Excerpts from a dataset
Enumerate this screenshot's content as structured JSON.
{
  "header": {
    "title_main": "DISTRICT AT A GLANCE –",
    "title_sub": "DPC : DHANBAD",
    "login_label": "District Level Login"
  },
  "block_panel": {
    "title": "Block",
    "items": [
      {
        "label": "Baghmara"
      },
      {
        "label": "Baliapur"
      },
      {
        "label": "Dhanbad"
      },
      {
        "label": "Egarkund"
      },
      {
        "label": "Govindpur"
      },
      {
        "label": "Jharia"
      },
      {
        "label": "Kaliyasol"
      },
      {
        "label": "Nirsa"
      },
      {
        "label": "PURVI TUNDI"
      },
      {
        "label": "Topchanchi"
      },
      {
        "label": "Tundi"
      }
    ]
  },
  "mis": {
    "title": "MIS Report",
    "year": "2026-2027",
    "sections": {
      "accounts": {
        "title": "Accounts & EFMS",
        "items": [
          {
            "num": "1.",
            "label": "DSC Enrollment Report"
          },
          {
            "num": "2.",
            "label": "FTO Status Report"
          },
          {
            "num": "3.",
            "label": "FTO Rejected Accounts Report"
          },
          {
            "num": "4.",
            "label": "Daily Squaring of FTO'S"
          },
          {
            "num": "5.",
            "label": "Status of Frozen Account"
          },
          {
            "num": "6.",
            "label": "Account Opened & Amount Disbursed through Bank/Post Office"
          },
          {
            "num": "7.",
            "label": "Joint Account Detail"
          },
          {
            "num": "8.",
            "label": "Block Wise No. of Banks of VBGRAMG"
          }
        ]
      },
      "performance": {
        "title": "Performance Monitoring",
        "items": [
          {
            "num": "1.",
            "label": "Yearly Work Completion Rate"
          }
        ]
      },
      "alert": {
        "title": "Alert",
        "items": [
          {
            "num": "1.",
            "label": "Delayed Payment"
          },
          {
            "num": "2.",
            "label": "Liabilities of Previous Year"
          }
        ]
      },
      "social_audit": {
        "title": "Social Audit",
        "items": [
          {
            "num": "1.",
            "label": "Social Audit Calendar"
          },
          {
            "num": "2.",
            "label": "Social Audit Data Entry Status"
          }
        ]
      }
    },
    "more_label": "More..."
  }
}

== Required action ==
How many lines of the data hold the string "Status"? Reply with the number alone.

== Problem solution ==
3